(Brian Hartenstein Catches His Breath. Chasing these Kids around is Hard Work)

"'She's contrary as a very witch herself.  All the way up the river she's been holding back somehow, waiting.  Now you'll both have to wait.  I'm not going to disappoint her, Kit. When I take you on the board the WITCH, it's going to be for keeps.'"  -The Witch of Blackbird Pond, Elizabeth George Speare

As we hung out atop the Redwoods overlooking the brilliant Pacific Ocean, we reflected, remembered, and relaxed.  Crucial road trip down time!  What a perfect site hidden among the tallest trees in the world.  We stayed until the last tram, until there was nothing left but to say farewell and follow the sun leisurely back down to Earth.  

Trail of Tall Tales Redwood Trees of Mystery


Amid the fantastic Redwoods Trees of Mystery roadside park there is an attraction called: The Trail of Tall Tales.
Oh yes... I'm talking chain saw art!  Welcome to total Americana.
My kids and I are not really studying Tall Tales yet, even though they know them extensively.  We're still wrapping up our Pilgrims and Puritans Unit before moving on to Colonial Times...
But I couldn't resist putting these wood block statues here as they are just so masterfully made.
John Henry, Pecos Bill, Slue Foot Sue... all these wonderful American Tall Tale figures.  
The American west is where I was born and raised...
It's so wonderful to stroll through this Trail of Tall Tales and see our Northwest corner of America on display.  This is what this first loop of American travel was all about.

Friday, February 24, 2017

TREES OF MYSTERY! Northern California

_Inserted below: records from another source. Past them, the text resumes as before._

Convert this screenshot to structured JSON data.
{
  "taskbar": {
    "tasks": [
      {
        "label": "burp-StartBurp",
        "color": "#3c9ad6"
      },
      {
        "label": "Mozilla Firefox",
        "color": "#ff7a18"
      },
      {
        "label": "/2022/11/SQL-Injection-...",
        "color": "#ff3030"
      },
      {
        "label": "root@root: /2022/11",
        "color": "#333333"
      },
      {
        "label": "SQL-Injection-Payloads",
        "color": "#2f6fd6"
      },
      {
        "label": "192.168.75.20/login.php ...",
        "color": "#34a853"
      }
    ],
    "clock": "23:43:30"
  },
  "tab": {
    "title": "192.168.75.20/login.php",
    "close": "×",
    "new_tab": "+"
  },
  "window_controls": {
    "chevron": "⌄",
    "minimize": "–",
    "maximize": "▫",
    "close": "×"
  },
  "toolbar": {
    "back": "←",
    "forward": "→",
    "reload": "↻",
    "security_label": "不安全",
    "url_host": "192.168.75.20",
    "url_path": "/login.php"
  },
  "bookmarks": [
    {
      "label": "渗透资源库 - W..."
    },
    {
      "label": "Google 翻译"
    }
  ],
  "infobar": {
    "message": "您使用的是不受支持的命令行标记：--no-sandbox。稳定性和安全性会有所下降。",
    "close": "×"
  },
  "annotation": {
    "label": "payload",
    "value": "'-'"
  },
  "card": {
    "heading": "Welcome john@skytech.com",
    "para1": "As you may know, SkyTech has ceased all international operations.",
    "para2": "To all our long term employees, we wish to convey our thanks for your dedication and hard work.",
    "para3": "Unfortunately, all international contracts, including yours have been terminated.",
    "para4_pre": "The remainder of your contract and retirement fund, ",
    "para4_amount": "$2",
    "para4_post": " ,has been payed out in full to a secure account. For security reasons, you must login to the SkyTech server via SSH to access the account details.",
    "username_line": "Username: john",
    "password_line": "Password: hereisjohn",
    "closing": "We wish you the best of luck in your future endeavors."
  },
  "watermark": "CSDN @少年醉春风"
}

We cruised south from the Redwoods National Park about an hour along brilliant Highway 101 overlooking the magnificent Pacific Ocean toward the Trees of Mystery in Northern California.
We were met by a gigantic talking Paul Bunyan and his buddy Babe, the Blue Ox.  Yes, they talked... and delighted my kids by scaring them half to death.... which was awesome!
WHO DOESN'T LOVE THE REDWOODS! 
By the way, thats:
Crusades 1096
Magna Carta 1215
Columbus 1492
Pilgrims 1620
Independence 1776
California to the Union 1850
And now the Hartensteins... 2017!
I was shocked and amazed at this forest.  The paths, the split trees, the funny tree chapel.  It was awesome.
The tallest trees in the world are the Sequoias which reach heights of 300 feet.  The world's tallest tree is Hyperion, discovered in 2006, and is 379.7 feet tall... but scientist are keeping mum on its actual location.
So here's to the Redwoods... and the Trees of Mystery!